Every entry, from first to last, is to be retyped without any alteration.

### [SOURCE INFORMATION]
+-------+

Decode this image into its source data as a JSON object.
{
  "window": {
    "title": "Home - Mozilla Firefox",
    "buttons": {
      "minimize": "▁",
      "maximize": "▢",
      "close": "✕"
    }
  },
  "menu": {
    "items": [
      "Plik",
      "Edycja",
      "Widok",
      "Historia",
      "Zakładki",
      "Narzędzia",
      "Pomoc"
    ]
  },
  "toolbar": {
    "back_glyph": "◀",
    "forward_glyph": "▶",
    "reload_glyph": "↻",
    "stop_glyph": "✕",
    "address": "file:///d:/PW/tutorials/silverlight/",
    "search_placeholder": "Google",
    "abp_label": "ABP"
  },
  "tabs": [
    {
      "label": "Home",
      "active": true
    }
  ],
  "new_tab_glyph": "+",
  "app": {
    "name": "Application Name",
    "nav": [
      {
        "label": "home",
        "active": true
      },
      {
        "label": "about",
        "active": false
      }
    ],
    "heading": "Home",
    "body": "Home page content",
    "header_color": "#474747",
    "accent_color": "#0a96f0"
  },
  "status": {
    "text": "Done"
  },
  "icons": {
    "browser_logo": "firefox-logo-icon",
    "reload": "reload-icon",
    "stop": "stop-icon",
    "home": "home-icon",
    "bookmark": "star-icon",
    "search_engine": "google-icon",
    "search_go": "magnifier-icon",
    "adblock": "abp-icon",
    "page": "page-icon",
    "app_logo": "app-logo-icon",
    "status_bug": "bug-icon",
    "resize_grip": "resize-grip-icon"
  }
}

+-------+

### [REPLY]
Decode this image into its source data as a JSON object.
{
  "window": {
    "title": "Home - Mozilla Firefox",
    "buttons": {
      "minimize": "▁",
      "maximize": "▢",
      "close": "✕"
    }
  },
  "menu": {
    "items": [
      "Plik",
      "Edycja",
      "Widok",
      "Historia",
      "Zakładki",
      "Narzędzia",
      "Pomoc"
    ]
  },
  "toolbar": {
    "back_glyph": "◀",
    "forward_glyph": "▶",
    "reload_glyph": "↻",
    "stop_glyph": "✕",
    "address": "file:///d:/PW/tutorials/silverlight/",
    "search_placeholder": "Google",
    "abp_label": "ABP"
  },
  "tabs": [
    {
      "label": "Home",
      "active": true
    }
  ],
  "new_tab_glyph": "+",
  "app": {
    "name": "Application Name",
    "nav": [
      {
        "label": "home",
        "active": true
      },
      {
        "label": "about",
        "active": false
      }
    ],
    "heading": "Home",
    "body": "Home page content",
    "header_color": "#474747",
    "accent_color": "#0a96f0"
  },
  "status": {
    "text": "Done"
  },
  "icons": {
    "browser_logo": "firefox-logo-icon",
    "reload": "reload-icon",
    "stop": "stop-icon",
    "home": "home-icon",
    "bookmark": "star-icon",
    "search_engine": "google-icon",
    "search_go": "magnifier-icon",
    "adblock": "abp-icon",
    "page": "page-icon",
    "app_logo": "app-logo-icon",
    "status_bug": "bug-icon",
    "resize_grip": "resize-grip-icon"
  }
}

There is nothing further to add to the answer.